You also have to consider that every trial and error easily costs a quarter hour of your life, because that’s the time it takes to get a new version to the point where it crashes or not. It’s extremely frustrating on many different levels. And yes, there were more of these messages yesterday, including a rejection by the AppStore itself that was as implausible as the rest of the evening, because it worked when repeated identically.

The Leisure Time

I never tire of emphasizing that the GC Wizard is purely a hobby, a leisure project. And leisure projects should be fun and relaxing. At the moment, however, this part in particular is causing me nothing but frustration. It’s no fun to spend your time like this. You can’t even classify it as learning and training because, as I said, you don’t gain any knowledge.

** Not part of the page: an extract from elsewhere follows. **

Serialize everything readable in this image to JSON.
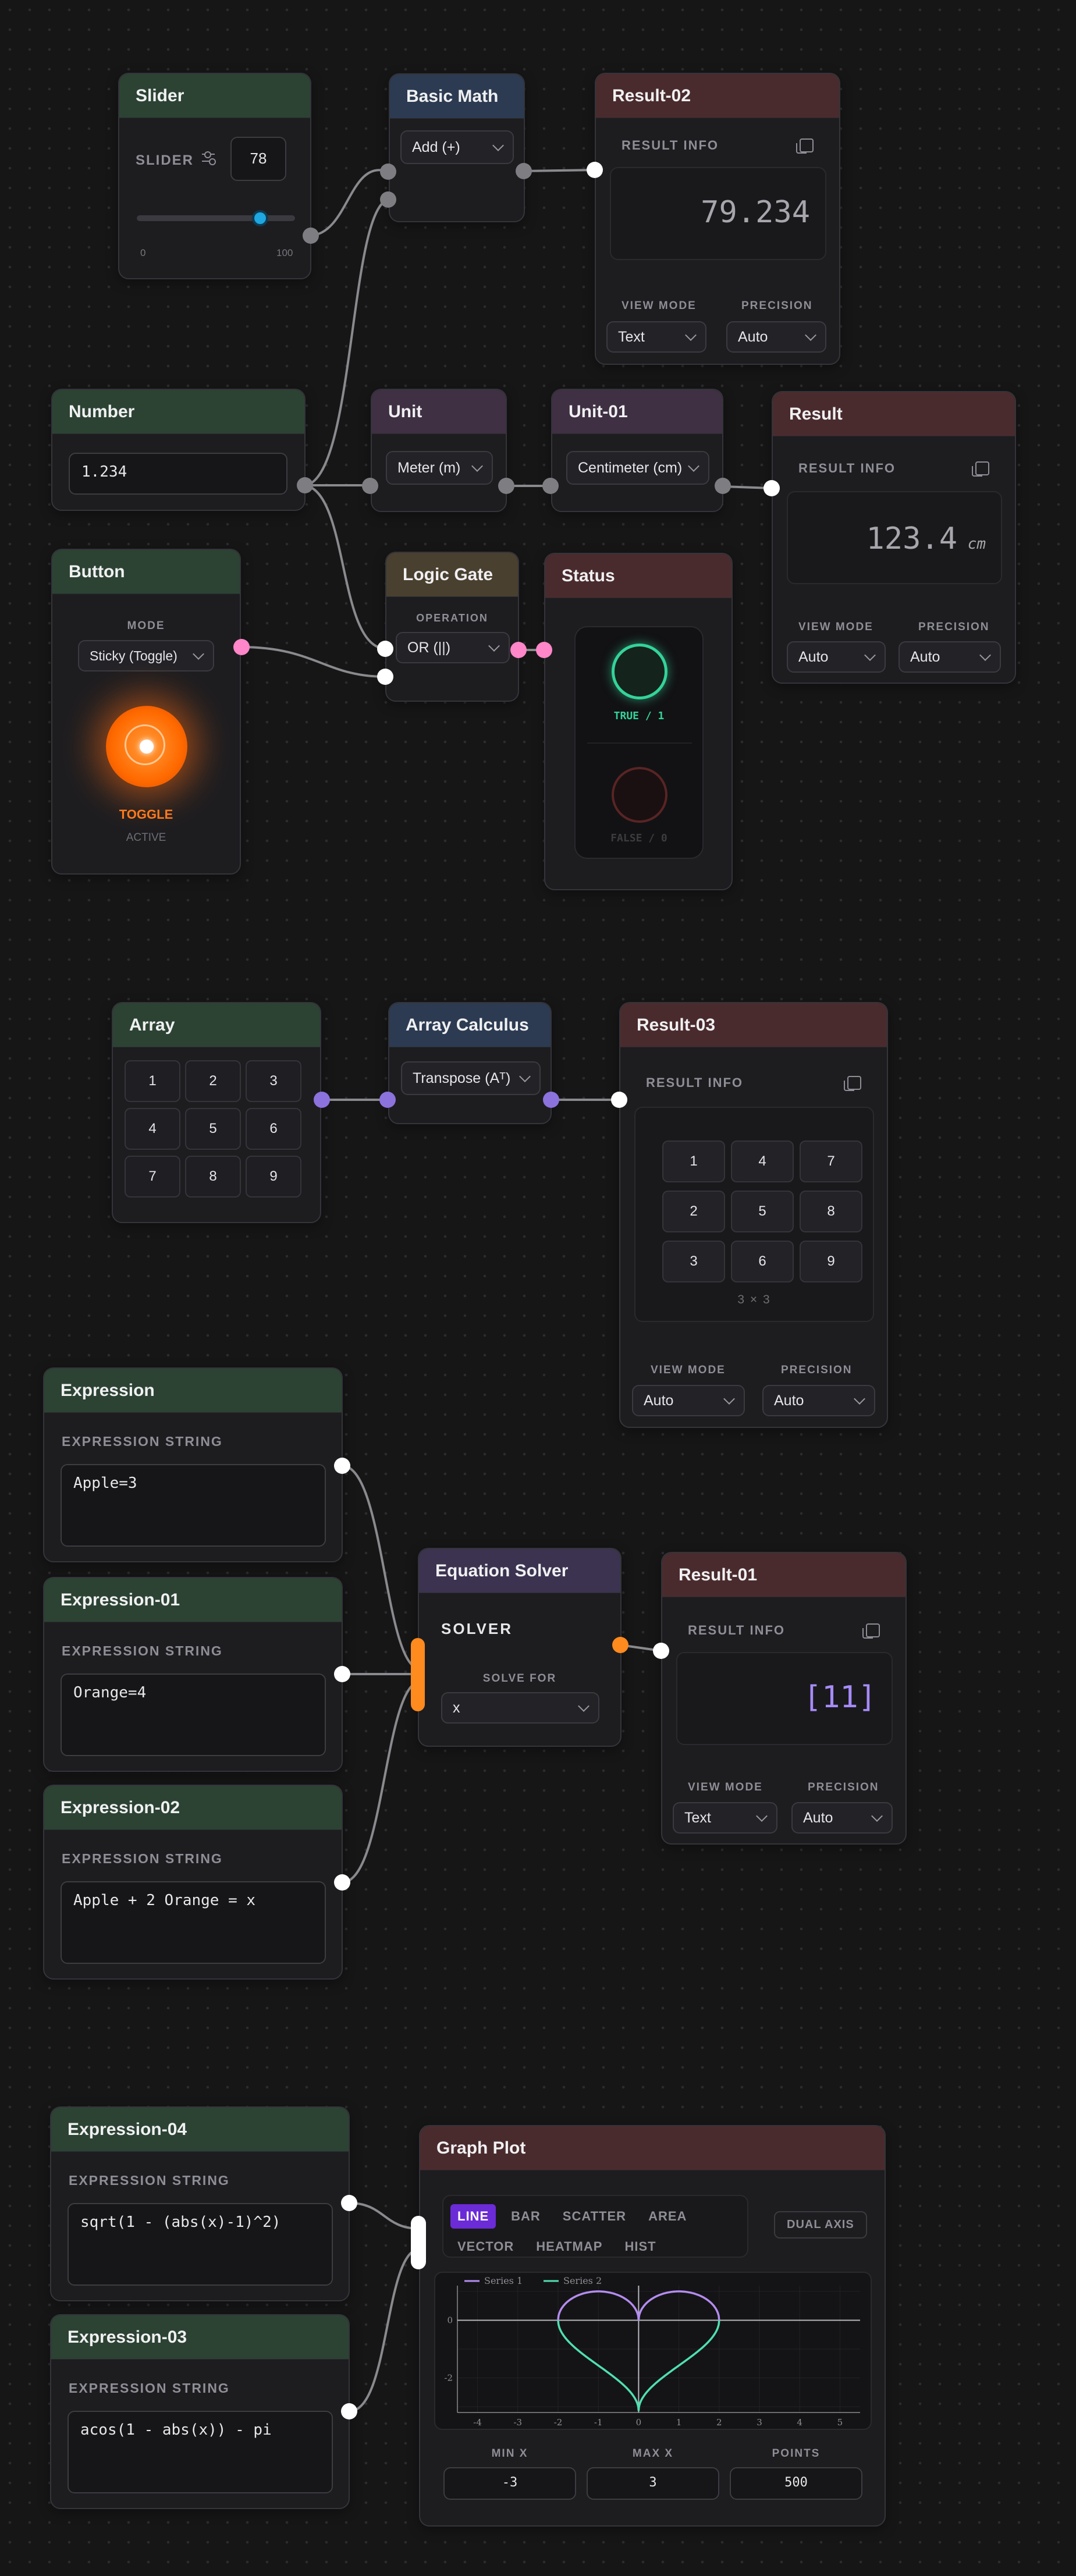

I created the iOS version back then because I wanted to serve the entire Geocaching community. That’s why I chose the Flutter technology at the time, because it promised that you could serve several platforms without much extra effort. And that worked very well for a long time – and basically still does. But here we seem to be dealing with errors that are completely unaffected by this and may or may not occur, no matter what you do or how you do it. The fact is, the iPhone version is currently costing us a lot of time and even more nerves. For us, it’s an unpopular burden that’s getting bigger and heavier, and it’s all down to me. Nobody in my team wants to take over this task from me, which is understandable. None of us feel comfortable in the Apple world and cases like the ones described here don’t make anyone want to get involved. At some point, we have to ask ourselves clearly whether we are willing to continue spending our free time on such almost exclusively negative emotions and whether we want to continue running the iPhone version.

I think it would be better if we had a dedicated iPhone developer in the team, also because he or she would probably bring the appropriate working material with them. In fact, I personally have the theory that there are unlikely to be any open source developers in the community; all the projects I know of in this direction are Android projects. In contrast, all Geocaching projects for iOS, Cachly and Looking4Cache, are closed source and paid (or in the case of L4C, which is now free indeed, but only because it is no longer being developed). That seems to be Apple’s world: If it doesn’t make money, nobody does it. And conversely, I only know people who enter the Apple world because everything is so easy. Perhaps such (apparent!) perfection doesn’t create any incentive to build something on their own – someone will put something there for me. Funnily enough, however, it’s by no means the case that people are happy to pay for something if they don’t need to. The Gold version has only marginally more sales than Android: on both platforms, we are well below one percent of users.

I don’t want to send you home in such a strange mood, especially because you seem to have been reading along for so long. In general, I just want to say that I think the current version is really great. That my team and I have managed over the last four years to provide an incredibly powerful and highly professional software for all Geocachers free of charge and open source. A tool that should leave no wish open. I’m a really proud daddy who often just opens his baby and gently swipes through his many tools. It makes me happy every time that we have made it this far against all odds. Who would have thought that four years ago?